The Moral Origins of the Great Recession
Boisi Center for Religion and American Public Life
On September 23, David Bosworth visited the Boisi Center to discuss his new book The Demise of Virtue in Virtual America: The Moral Origins of the Great Recession. Bosworth, a professor in the University of Washington’s Creative Writing Program, explained that he wrote the book in an attempt to unearth the moral and cultural changes that were at the root of the housing market bubble and collapse, and the ensuing recession.
Noting that people frequently act contrary to their professed ideals, Bosworth blamed the fact that traditional ideals no longer aptly apply to the changing social situation. He hoped that his book could help people recognize this disjunction and thus realign ideals and realities.
Bosworth pointed to many changes that have occurred since the 1950s, and tried identifying those factors responsible for these changes. Consumerism was a big theme throughout—both in shaping the tastes and lives of consumers, as well as the private lives of employees. Bosworth sees “evangelical mammonism”—the spirit of radical capitalism of our era, which seeks to spread the “good news” of material consumption—as replacing the republican and Judeo-Christian roots of our country, to our great detriment.

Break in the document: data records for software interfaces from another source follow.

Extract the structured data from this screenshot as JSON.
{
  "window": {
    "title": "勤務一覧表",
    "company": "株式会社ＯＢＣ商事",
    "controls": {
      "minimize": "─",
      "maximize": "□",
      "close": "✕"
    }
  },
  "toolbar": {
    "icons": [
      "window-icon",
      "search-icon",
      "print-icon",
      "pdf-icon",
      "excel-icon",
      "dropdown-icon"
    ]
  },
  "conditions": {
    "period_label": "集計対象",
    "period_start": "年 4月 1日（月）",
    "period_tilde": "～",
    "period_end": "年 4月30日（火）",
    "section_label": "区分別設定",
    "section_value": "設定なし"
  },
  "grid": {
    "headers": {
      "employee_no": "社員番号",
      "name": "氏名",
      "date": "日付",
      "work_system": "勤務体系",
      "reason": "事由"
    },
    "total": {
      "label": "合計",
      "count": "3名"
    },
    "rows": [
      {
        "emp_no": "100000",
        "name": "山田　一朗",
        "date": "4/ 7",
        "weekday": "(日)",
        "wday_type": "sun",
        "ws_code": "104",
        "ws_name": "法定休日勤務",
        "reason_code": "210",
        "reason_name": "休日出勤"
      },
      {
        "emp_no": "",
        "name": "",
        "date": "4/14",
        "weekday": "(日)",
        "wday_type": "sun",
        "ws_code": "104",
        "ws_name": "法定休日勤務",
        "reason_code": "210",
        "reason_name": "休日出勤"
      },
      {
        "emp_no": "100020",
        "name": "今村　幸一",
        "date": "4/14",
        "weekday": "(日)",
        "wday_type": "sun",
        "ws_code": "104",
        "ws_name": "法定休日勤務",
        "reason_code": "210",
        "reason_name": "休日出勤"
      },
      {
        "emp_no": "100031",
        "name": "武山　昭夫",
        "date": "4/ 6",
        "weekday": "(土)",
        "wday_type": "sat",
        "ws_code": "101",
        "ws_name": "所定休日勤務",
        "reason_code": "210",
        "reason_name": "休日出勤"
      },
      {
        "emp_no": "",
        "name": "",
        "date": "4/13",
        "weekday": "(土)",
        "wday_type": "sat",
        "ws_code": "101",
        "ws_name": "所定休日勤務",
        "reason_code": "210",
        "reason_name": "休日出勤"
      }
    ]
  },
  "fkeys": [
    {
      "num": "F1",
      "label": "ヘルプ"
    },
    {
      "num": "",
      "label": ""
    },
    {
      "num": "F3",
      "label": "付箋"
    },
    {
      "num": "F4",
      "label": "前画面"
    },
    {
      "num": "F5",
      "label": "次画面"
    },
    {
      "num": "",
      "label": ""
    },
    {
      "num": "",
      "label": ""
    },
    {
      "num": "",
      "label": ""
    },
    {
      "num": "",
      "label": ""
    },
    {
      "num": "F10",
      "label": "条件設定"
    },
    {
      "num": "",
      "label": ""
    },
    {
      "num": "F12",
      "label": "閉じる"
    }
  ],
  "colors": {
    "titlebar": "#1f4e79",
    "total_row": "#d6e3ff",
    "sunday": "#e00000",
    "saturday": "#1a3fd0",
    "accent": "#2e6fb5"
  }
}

When children were raised in the 1950s, time and play were unstructured. Now, the structure of the work place has seeped into private life: children’s lives are scheduled, and their play highly organized. Fifty years ago, there were public spaces—parks, the town square—that facilitated civic life. Now, the indoor mall has replaced the outdoor town square; the benches and plants bespeak this intentional transformation. Except, rather than facilitating civic life, the mall aims only to facilitate consumption.